━━ Records provided ━━

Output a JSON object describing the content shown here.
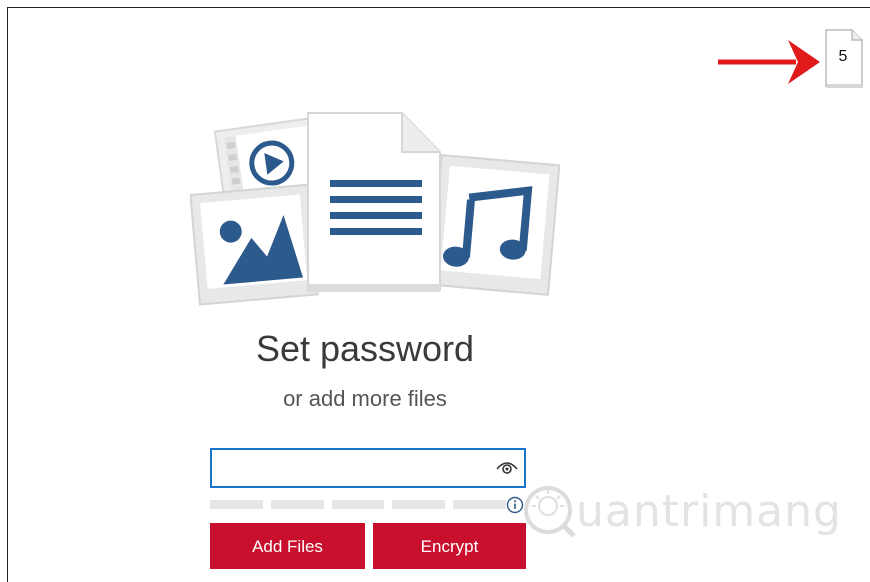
{
  "counter": {
    "file_count": "5"
  },
  "illustration": {
    "icons": [
      "video-file-icon",
      "document-file-icon",
      "image-file-icon",
      "music-file-icon"
    ]
  },
  "main": {
    "title": "Set password",
    "subtitle": "or add more files",
    "password": {
      "value": "",
      "placeholder": ""
    }
  },
  "buttons": {
    "add_files": "Add Files",
    "encrypt": "Encrypt"
  },
  "colors": {
    "accent": "#c8102e",
    "illustration": "#2d5a8c",
    "focus": "#1a73c8",
    "arrow": "#e0191b"
  },
  "watermark": {
    "text": "uantrimang"
  }
}
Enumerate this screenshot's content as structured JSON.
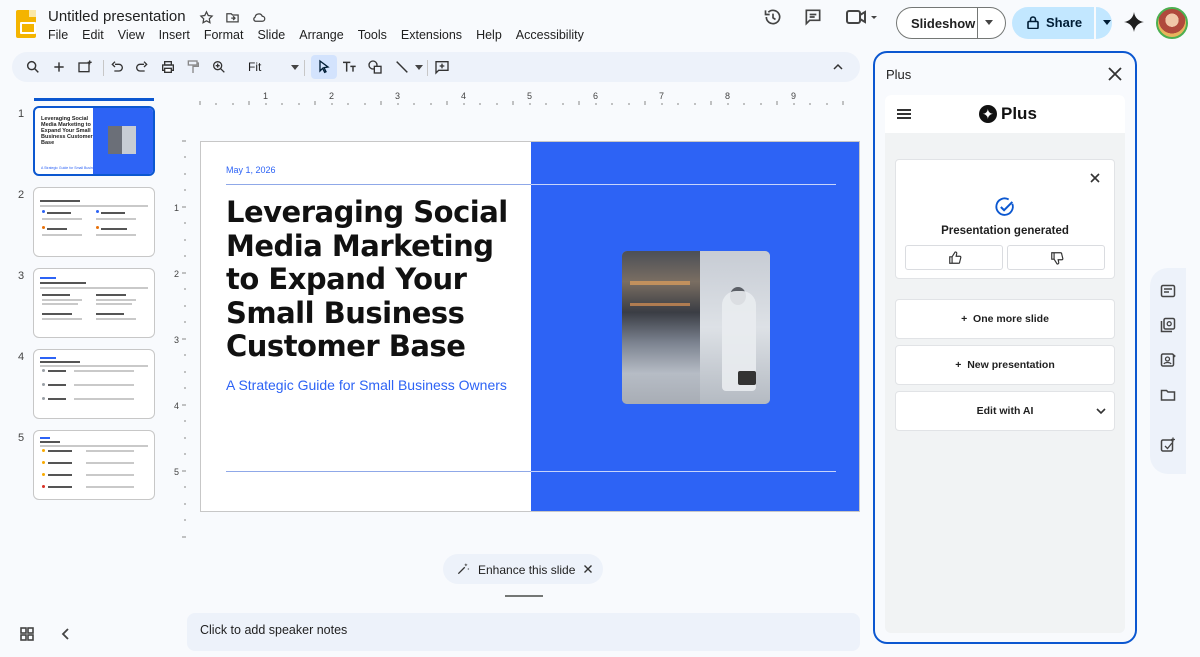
{
  "app": {
    "doc_title": "Untitled presentation",
    "menu": [
      "File",
      "Edit",
      "View",
      "Insert",
      "Format",
      "Slide",
      "Arrange",
      "Tools",
      "Extensions",
      "Help",
      "Accessibility"
    ],
    "slideshow_label": "Slideshow",
    "share_label": "Share"
  },
  "toolbar": {
    "zoom": "Fit"
  },
  "filmstrip": {
    "slides": [
      {
        "num": "1",
        "title": "Leveraging Social Media Marketing to Expand Your Small Business Customer Base",
        "subtitle": "A Strategic Guide for Small Business Owners"
      },
      {
        "num": "2"
      },
      {
        "num": "3"
      },
      {
        "num": "4"
      },
      {
        "num": "5"
      }
    ]
  },
  "ruler": {
    "h": [
      "1",
      "2",
      "3",
      "4",
      "5",
      "6",
      "7",
      "8",
      "9"
    ],
    "v": [
      "1",
      "2",
      "3",
      "4",
      "5"
    ]
  },
  "slide": {
    "date": "May 1, 2026",
    "title": "Leveraging Social Media Marketing to Expand Your Small Business Customer Base",
    "subtitle": "A Strategic Guide for Small Business Owners",
    "accent_color": "#2d63f5"
  },
  "enhance": {
    "label": "Enhance this slide"
  },
  "notes": {
    "placeholder": "Click to add speaker notes"
  },
  "panel": {
    "title": "Plus",
    "brand": "Plus",
    "status": "Presentation generated",
    "actions": [
      {
        "label": "One more slide"
      },
      {
        "label": "New presentation"
      },
      {
        "label": "Edit with AI"
      }
    ]
  }
}
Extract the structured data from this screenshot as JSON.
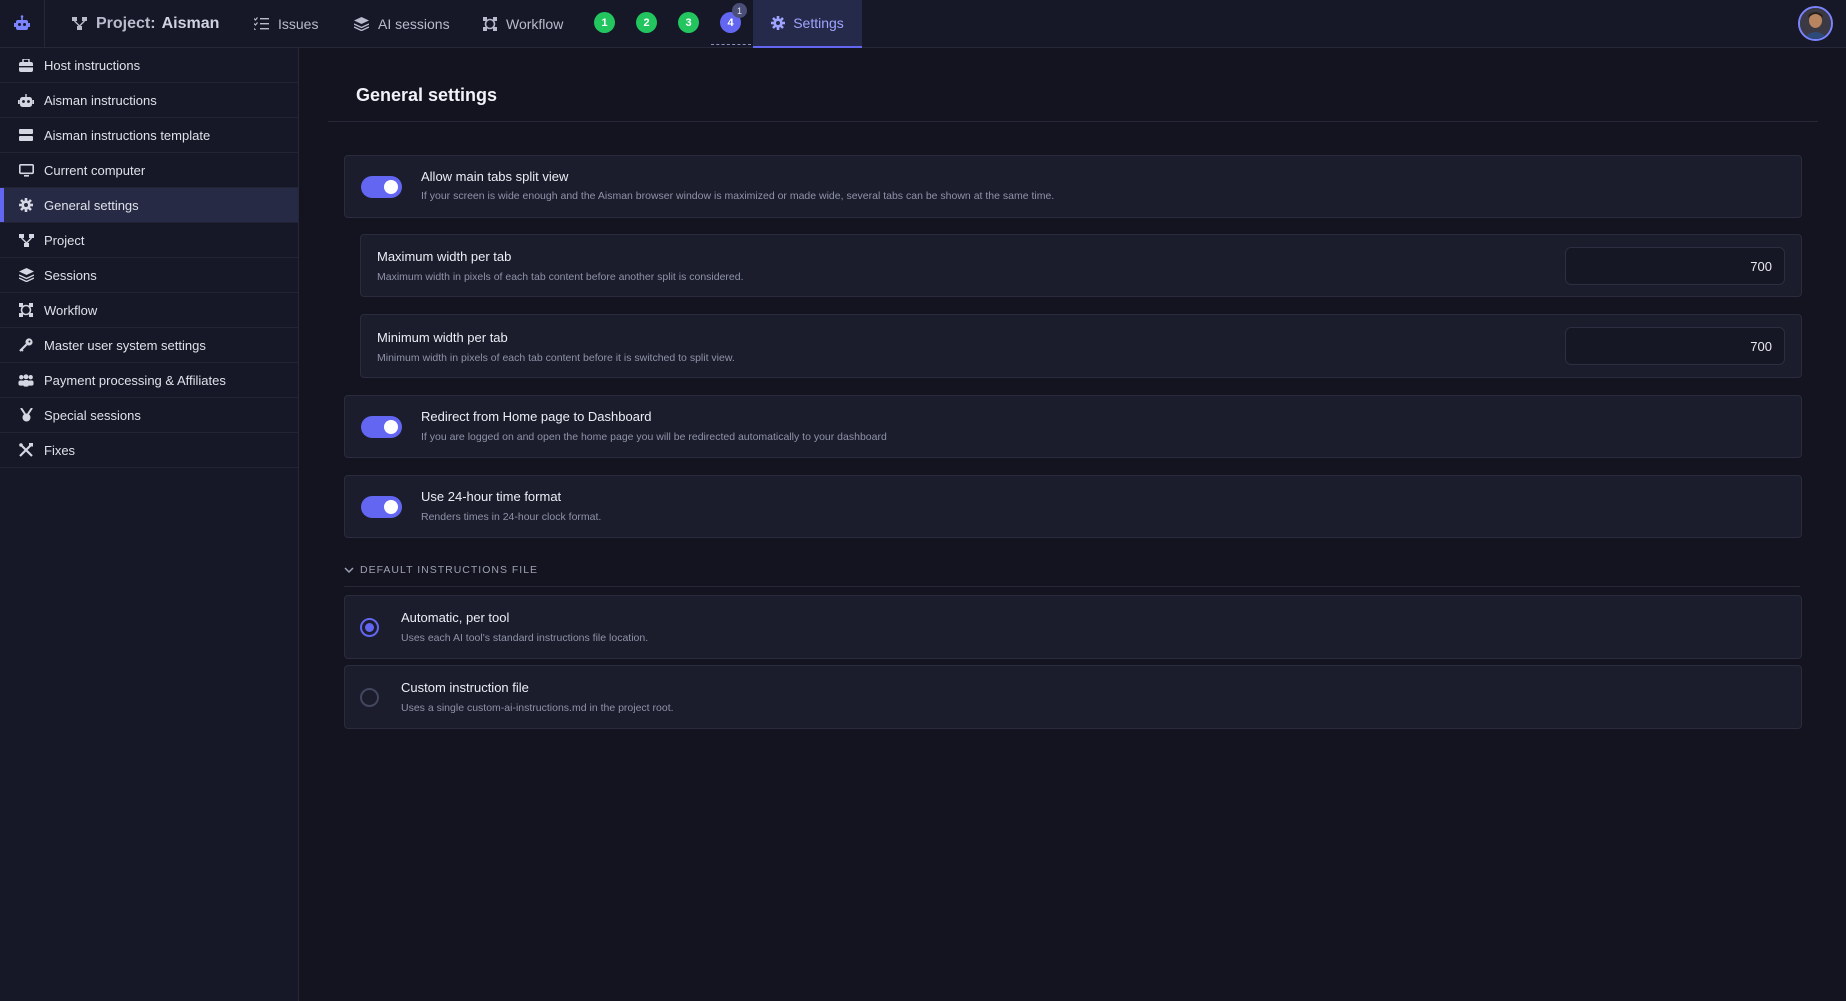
{
  "topbar": {
    "project_prefix": "Project:",
    "project_name": "Aisman",
    "nav": [
      {
        "label": "Issues",
        "icon": "checklist-icon"
      },
      {
        "label": "AI sessions",
        "icon": "layers-icon"
      },
      {
        "label": "Workflow",
        "icon": "workflow-icon"
      }
    ],
    "badges": [
      "1",
      "2",
      "3",
      "4"
    ],
    "badge_counter": "1",
    "settings_label": "Settings"
  },
  "sidebar": {
    "items": [
      {
        "label": "Host instructions",
        "icon": "host-icon"
      },
      {
        "label": "Aisman instructions",
        "icon": "robot-icon"
      },
      {
        "label": "Aisman instructions template",
        "icon": "server-icon"
      },
      {
        "label": "Current computer",
        "icon": "monitor-icon"
      },
      {
        "label": "General settings",
        "icon": "gear-icon",
        "active": true
      },
      {
        "label": "Project",
        "icon": "project-icon"
      },
      {
        "label": "Sessions",
        "icon": "layers-icon"
      },
      {
        "label": "Workflow",
        "icon": "workflow-icon"
      },
      {
        "label": "Master user system settings",
        "icon": "key-icon"
      },
      {
        "label": "Payment processing & Affiliates",
        "icon": "users-icon"
      },
      {
        "label": "Special sessions",
        "icon": "medal-icon"
      },
      {
        "label": "Fixes",
        "icon": "tools-icon"
      }
    ]
  },
  "main": {
    "title": "General settings",
    "split_view": {
      "title": "Allow main tabs split view",
      "desc": "If your screen is wide enough and the Aisman browser window is maximized or made wide, several tabs can be shown at the same time.",
      "enabled": true
    },
    "max_width": {
      "title": "Maximum width per tab",
      "desc": "Maximum width in pixels of each tab content before another split is considered.",
      "value": "700"
    },
    "min_width": {
      "title": "Minimum width per tab",
      "desc": "Minimum width in pixels of each tab content before it is switched to split view.",
      "value": "700"
    },
    "redirect": {
      "title": "Redirect from Home page to Dashboard",
      "desc": "If you are logged on and open the home page you will be redirected automatically to your dashboard",
      "enabled": true
    },
    "time_format": {
      "title": "Use 24-hour time format",
      "desc": "Renders times in 24-hour clock format.",
      "enabled": true
    },
    "instructions_section": {
      "label": "DEFAULT INSTRUCTIONS FILE",
      "options": [
        {
          "title": "Automatic, per tool",
          "desc": "Uses each AI tool's standard instructions file location.",
          "selected": true
        },
        {
          "title": "Custom instruction file",
          "desc": "Uses a single custom-ai-instructions.md in the project root.",
          "selected": false
        }
      ]
    }
  },
  "colors": {
    "accent": "#6366f1",
    "badge_green": "#22c55e",
    "background": "#13141f",
    "panel": "#1b1d2c"
  }
}
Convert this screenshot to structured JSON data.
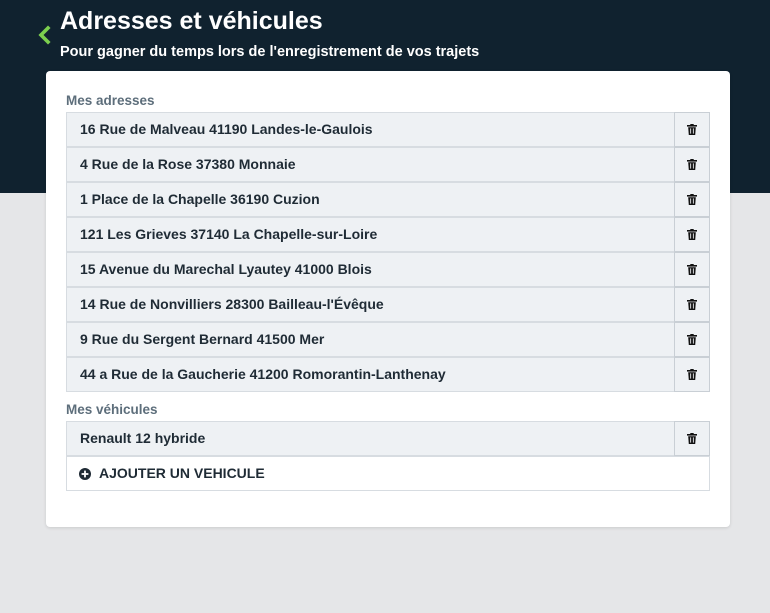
{
  "header": {
    "title": "Adresses et véhicules",
    "subtitle": "Pour gagner du temps lors de l'enregistrement de vos trajets",
    "back_icon": "chevron-left-icon",
    "accent_color": "#7ccf4e",
    "background_color": "#10222f"
  },
  "addresses": {
    "label": "Mes adresses",
    "items": [
      "16 Rue de Malveau 41190 Landes-le-Gaulois",
      "4 Rue de la Rose 37380 Monnaie",
      "1 Place de la Chapelle 36190 Cuzion",
      "121 Les Grieves 37140 La Chapelle-sur-Loire",
      "15 Avenue du Marechal Lyautey 41000 Blois",
      "14 Rue de Nonvilliers 28300 Bailleau-l'Évêque",
      "9 Rue du Sergent Bernard 41500 Mer",
      "44 a Rue de la Gaucherie 41200 Romorantin-Lanthenay"
    ]
  },
  "vehicles": {
    "label": "Mes véhicules",
    "items": [
      "Renault 12 hybride"
    ],
    "add_label": "AJOUTER UN VEHICULE",
    "add_icon": "plus-circle-icon"
  },
  "delete_icon": "trash-icon"
}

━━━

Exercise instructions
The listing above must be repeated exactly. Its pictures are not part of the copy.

The answer
Output a JSON object describing the content shown here.
{
  "counter": {
    "file_count": "5"
  },
  "illustration": {
    "icons": [
      "video-file-icon",
      "document-file-icon",
      "image-file-icon",
      "music-file-icon"
    ]
  },
  "main": {
    "title": "Set password",
    "subtitle": "or add more files",
    "password": {
      "value": "",
      "placeholder": ""
    }
  },
  "buttons": {
    "add_files": "Add Files",
    "encrypt": "Encrypt"
  },
  "colors": {
    "accent": "#c8102e",
    "illustration": "#2d5a8c",
    "focus": "#1a73c8",
    "arrow": "#e0191b"
  },
  "watermark": {
    "text": "uantrimang"
  }
}
Enumerate this screenshot's content as structured JSON.
{
  "app": {
    "doc_title": "Untitled presentation",
    "menu": [
      "File",
      "Edit",
      "View",
      "Insert",
      "Format",
      "Slide",
      "Arrange",
      "Tools",
      "Extensions",
      "Help",
      "Accessibility"
    ],
    "slideshow_label": "Slideshow",
    "share_label": "Share"
  },
  "toolbar": {
    "zoom": "Fit"
  },
  "filmstrip": {
    "slides": [
      {
        "num": "1",
        "title": "Leveraging Social Media Marketing to Expand Your Small Business Customer Base",
        "subtitle": "A Strategic Guide for Small Business Owners"
      },
      {
        "num": "2"
      },
      {
        "num": "3"
      },
      {
        "num": "4"
      },
      {
        "num": "5"
      }
    ]
  },
  "ruler": {
    "h": [
      "1",
      "2",
      "3",
      "4",
      "5",
      "6",
      "7",
      "8",
      "9"
    ],
    "v": [
      "1",
      "2",
      "3",
      "4",
      "5"
    ]
  },
  "slide": {
    "date": "May 1, 2026",
    "title": "Leveraging Social Media Marketing to Expand Your Small Business Customer Base",
    "subtitle": "A Strategic Guide for Small Business Owners",
    "accent_color": "#2d63f5"
  },
  "enhance": {
    "label": "Enhance this slide"
  },
  "notes": {
    "placeholder": "Click to add speaker notes"
  },
  "panel": {
    "title": "Plus",
    "brand": "Plus",
    "status": "Presentation generated",
    "actions": [
      {
        "label": "One more slide"
      },
      {
        "label": "New presentation"
      },
      {
        "label": "Edit with AI"
      }
    ]
  }
}
Extract the structured data from this screenshot as JSON.
{
  "topbar": {
    "project_prefix": "Project:",
    "project_name": "Aisman",
    "nav": [
      {
        "label": "Issues",
        "icon": "checklist-icon"
      },
      {
        "label": "AI sessions",
        "icon": "layers-icon"
      },
      {
        "label": "Workflow",
        "icon": "workflow-icon"
      }
    ],
    "badges": [
      "1",
      "2",
      "3",
      "4"
    ],
    "badge_counter": "1",
    "settings_label": "Settings"
  },
  "sidebar": {
    "items": [
      {
        "label": "Host instructions",
        "icon": "host-icon"
      },
      {
        "label": "Aisman instructions",
        "icon": "robot-icon"
      },
      {
        "label": "Aisman instructions template",
        "icon": "server-icon"
      },
      {
        "label": "Current computer",
        "icon": "monitor-icon"
      },
      {
        "label": "General settings",
        "icon": "gear-icon",
        "active": true
      },
      {
        "label": "Project",
        "icon": "project-icon"
      },
      {
        "label": "Sessions",
        "icon": "layers-icon"
      },
      {
        "label": "Workflow",
        "icon": "workflow-icon"
      },
      {
        "label": "Master user system settings",
        "icon": "key-icon"
      },
      {
        "label": "Payment processing & Affiliates",
        "icon": "users-icon"
      },
      {
        "label": "Special sessions",
        "icon": "medal-icon"
      },
      {
        "label": "Fixes",
        "icon": "tools-icon"
      }
    ]
  },
  "main": {
    "title": "General settings",
    "split_view": {
      "title": "Allow main tabs split view",
      "desc": "If your screen is wide enough and the Aisman browser window is maximized or made wide, several tabs can be shown at the same time.",
      "enabled": true
    },
    "max_width": {
      "title": "Maximum width per tab",
      "desc": "Maximum width in pixels of each tab content before another split is considered.",
      "value": "700"
    },
    "min_width": {
      "title": "Minimum width per tab",
      "desc": "Minimum width in pixels of each tab content before it is switched to split view.",
      "value": "700"
    },
    "redirect": {
      "title": "Redirect from Home page to Dashboard",
      "desc": "If you are logged on and open the home page you will be redirected automatically to your dashboard",
      "enabled": true
    },
    "time_format": {
      "title": "Use 24-hour time format",
      "desc": "Renders times in 24-hour clock format.",
      "enabled": true
    },
    "instructions_section": {
      "label": "DEFAULT INSTRUCTIONS FILE",
      "options": [
        {
          "title": "Automatic, per tool",
          "desc": "Uses each AI tool's standard instructions file location.",
          "selected": true
        },
        {
          "title": "Custom instruction file",
          "desc": "Uses a single custom-ai-instructions.md in the project root.",
          "selected": false
        }
      ]
    }
  },
  "colors": {
    "accent": "#6366f1",
    "badge_green": "#22c55e",
    "background": "#13141f",
    "panel": "#1b1d2c"
  }
}
Convert this screenshot to structured JSON data.
{
  "header": {
    "title": "Adresses et véhicules",
    "subtitle": "Pour gagner du temps lors de l'enregistrement de vos trajets",
    "back_icon": "chevron-left-icon",
    "accent_color": "#7ccf4e",
    "background_color": "#10222f"
  },
  "addresses": {
    "label": "Mes adresses",
    "items": [
      "16 Rue de Malveau 41190 Landes-le-Gaulois",
      "4 Rue de la Rose 37380 Monnaie",
      "1 Place de la Chapelle 36190 Cuzion",
      "121 Les Grieves 37140 La Chapelle-sur-Loire",
      "15 Avenue du Marechal Lyautey 41000 Blois",
      "14 Rue de Nonvilliers 28300 Bailleau-l'Évêque",
      "9 Rue du Sergent Bernard 41500 Mer",
      "44 a Rue de la Gaucherie 41200 Romorantin-Lanthenay"
    ]
  },
  "vehicles": {
    "label": "Mes véhicules",
    "items": [
      "Renault 12 hybride"
    ],
    "add_label": "AJOUTER UN VEHICULE",
    "add_icon": "plus-circle-icon"
  },
  "delete_icon": "trash-icon"
}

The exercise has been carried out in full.